Crank drive (reciprocating piston engine)

from Wikipedia, the free encyclopedia
Crank drive of a single cylinder internal combustion engine
Sectional drawing of an older steam engine

The crank mechanism used in reciprocating piston engines is referred to as the crank drive . In an engine with a reciprocating piston (e.g. internal combustion engine , steam - heat engine ) it is used to convert oscillating (reciprocating) into rotary (rotary) motion. In a working machine (. For example steam - engine , reciprocating piston pump ), it is vice versa.

The individual crankshaft parts in modern internal combustion engines (see figure on the left) are the crankshaft ( crank ), the connecting rod (push rod), the piston ( push member ) and the joints connecting them . The joints with the machine frame ( engine block ) are the crankshaft bearings and the sliding pairing of the sliding joint of the piston with the cylinder .

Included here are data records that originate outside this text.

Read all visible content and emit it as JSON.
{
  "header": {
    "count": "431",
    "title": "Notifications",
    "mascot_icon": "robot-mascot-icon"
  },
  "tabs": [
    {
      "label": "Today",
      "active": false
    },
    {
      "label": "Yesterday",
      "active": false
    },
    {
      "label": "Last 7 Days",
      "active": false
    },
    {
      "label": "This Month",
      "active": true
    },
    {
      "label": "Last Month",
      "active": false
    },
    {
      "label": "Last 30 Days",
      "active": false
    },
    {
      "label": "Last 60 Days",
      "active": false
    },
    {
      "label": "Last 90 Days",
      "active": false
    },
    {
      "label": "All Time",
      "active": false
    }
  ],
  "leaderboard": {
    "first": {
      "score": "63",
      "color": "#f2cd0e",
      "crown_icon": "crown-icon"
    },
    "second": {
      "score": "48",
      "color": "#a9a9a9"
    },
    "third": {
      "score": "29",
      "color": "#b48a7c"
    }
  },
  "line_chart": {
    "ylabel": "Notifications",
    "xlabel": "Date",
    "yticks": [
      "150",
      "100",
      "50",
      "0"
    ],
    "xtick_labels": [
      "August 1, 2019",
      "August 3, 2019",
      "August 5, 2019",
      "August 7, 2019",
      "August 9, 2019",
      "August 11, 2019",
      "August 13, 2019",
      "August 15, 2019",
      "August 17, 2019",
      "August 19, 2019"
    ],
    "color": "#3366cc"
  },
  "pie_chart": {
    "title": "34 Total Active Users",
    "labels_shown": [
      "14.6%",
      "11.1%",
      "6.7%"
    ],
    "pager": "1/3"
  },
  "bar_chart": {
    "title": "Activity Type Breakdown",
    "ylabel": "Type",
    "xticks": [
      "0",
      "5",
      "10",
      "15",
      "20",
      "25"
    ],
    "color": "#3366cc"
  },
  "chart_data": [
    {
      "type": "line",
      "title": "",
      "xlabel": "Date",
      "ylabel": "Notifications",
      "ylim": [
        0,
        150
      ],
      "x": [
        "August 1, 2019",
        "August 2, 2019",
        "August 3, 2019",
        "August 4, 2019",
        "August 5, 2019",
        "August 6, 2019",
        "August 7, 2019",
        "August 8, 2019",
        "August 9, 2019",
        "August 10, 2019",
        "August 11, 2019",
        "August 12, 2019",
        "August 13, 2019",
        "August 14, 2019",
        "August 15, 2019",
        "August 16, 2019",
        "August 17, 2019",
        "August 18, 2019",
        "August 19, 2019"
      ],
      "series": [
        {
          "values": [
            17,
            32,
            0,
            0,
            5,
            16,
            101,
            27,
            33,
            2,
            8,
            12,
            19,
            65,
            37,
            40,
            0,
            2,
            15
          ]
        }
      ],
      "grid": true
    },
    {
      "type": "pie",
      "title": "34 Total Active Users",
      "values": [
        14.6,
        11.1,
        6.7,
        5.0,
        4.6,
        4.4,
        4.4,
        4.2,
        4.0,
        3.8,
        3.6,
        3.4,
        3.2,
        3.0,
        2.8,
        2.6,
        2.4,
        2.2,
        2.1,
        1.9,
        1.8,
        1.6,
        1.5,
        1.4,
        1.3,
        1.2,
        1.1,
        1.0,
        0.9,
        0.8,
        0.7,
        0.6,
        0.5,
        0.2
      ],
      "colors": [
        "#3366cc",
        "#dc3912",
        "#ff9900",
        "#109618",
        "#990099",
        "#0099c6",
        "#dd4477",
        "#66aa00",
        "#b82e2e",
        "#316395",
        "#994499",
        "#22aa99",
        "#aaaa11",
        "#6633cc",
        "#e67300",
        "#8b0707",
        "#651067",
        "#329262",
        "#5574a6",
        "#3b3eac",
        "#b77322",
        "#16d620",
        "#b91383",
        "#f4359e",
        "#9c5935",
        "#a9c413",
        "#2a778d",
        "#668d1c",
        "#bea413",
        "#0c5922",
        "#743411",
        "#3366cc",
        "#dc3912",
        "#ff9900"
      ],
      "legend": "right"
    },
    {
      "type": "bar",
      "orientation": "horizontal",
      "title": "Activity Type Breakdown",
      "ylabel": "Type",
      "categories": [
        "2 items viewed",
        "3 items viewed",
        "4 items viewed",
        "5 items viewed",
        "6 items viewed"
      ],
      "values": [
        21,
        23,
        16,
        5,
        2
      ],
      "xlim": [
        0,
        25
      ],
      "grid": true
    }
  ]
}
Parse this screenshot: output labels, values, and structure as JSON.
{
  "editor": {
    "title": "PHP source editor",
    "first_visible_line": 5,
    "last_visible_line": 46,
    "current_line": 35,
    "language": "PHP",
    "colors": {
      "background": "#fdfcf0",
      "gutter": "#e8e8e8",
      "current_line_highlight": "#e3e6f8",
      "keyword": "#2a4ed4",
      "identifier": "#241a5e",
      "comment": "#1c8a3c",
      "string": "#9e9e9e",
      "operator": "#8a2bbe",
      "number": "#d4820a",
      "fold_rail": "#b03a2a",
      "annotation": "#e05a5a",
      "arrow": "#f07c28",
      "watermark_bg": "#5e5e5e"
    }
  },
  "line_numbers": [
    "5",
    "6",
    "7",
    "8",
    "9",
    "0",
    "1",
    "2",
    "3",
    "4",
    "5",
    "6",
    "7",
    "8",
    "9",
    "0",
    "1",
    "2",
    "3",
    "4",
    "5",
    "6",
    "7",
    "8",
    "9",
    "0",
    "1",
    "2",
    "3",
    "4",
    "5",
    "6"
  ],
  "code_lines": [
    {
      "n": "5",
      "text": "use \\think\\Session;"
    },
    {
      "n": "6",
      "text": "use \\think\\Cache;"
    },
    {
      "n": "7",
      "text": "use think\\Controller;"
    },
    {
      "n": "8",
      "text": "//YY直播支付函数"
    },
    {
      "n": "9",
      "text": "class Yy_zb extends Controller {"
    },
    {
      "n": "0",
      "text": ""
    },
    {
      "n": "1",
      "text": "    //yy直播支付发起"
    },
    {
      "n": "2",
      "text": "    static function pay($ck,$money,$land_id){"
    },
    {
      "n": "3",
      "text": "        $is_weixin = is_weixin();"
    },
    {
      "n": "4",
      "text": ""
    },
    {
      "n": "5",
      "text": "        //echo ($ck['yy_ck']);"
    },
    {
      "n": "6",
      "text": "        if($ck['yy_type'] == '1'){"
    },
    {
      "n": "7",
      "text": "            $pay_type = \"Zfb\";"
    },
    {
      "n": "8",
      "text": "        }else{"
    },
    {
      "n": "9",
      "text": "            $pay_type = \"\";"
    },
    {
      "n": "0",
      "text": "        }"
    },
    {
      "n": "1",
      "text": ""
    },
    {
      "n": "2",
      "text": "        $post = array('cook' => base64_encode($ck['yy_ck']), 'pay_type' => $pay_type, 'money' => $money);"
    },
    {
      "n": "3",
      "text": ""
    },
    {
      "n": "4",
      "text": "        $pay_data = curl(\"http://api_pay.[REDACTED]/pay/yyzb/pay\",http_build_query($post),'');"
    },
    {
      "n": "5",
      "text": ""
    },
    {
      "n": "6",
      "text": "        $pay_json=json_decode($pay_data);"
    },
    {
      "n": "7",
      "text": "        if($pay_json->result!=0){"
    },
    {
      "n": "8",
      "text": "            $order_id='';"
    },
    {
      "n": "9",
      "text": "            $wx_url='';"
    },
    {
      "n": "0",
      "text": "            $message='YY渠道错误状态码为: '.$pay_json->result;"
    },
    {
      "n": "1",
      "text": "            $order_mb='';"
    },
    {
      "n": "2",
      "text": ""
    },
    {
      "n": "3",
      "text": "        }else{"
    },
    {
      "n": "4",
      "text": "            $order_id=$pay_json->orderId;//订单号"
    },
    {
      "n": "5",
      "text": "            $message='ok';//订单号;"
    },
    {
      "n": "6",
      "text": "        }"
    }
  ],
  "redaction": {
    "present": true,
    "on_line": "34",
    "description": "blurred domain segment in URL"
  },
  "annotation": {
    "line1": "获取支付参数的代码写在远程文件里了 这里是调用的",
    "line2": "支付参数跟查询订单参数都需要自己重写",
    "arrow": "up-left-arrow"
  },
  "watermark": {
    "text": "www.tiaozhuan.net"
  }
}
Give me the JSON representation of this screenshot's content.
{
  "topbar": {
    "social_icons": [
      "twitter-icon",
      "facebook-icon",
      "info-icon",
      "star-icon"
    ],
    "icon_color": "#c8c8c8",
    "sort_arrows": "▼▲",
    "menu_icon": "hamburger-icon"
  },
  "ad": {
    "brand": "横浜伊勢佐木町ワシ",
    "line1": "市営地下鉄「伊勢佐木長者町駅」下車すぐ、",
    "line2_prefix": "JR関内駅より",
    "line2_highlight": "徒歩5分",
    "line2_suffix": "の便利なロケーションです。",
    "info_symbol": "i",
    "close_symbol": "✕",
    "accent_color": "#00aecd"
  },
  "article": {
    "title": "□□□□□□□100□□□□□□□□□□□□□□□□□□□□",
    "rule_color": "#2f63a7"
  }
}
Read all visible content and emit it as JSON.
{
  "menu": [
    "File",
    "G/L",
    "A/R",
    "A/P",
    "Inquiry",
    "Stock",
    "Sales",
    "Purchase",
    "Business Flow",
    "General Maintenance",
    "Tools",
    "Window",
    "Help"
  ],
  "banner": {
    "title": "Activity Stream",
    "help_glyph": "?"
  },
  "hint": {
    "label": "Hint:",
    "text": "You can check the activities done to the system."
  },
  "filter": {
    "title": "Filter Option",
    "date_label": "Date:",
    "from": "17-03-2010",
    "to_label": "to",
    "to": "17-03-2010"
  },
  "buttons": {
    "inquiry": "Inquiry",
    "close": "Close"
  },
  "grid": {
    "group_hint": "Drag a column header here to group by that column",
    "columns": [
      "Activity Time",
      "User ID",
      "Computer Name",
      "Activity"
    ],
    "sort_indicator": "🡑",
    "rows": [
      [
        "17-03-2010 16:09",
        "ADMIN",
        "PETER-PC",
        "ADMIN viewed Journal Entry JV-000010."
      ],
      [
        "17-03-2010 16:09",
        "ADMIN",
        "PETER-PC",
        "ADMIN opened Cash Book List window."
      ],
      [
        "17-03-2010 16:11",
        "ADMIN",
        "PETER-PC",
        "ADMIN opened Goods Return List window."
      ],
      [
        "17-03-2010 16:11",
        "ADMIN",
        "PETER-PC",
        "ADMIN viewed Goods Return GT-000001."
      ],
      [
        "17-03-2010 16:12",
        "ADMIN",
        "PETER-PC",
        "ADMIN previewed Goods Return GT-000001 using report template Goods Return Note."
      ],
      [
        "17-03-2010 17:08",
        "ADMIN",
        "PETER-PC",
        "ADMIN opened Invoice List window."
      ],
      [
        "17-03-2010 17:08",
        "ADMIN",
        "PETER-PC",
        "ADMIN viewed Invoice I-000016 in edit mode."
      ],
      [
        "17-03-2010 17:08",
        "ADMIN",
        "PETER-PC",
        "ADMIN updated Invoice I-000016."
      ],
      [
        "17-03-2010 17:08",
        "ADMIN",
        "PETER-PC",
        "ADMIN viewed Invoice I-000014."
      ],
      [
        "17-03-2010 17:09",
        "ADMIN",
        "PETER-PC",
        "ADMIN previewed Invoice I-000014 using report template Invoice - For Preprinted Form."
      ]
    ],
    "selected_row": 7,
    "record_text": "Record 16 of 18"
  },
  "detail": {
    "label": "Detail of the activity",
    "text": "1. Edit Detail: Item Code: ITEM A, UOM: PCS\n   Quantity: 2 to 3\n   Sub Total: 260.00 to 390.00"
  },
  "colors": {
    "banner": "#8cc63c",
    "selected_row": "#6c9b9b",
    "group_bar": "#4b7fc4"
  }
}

The items in steam engines and pumps have z. T. other names. Often a cross head (# 3 in the picture on the right) with a separate sliding joint is added as an extra part. This is firmly connected to the piston (# 1) via the piston rod (# 2), but keeps the transverse forces temporarily acting in connection with the connecting rod (push rod, # 4) away from it.

See also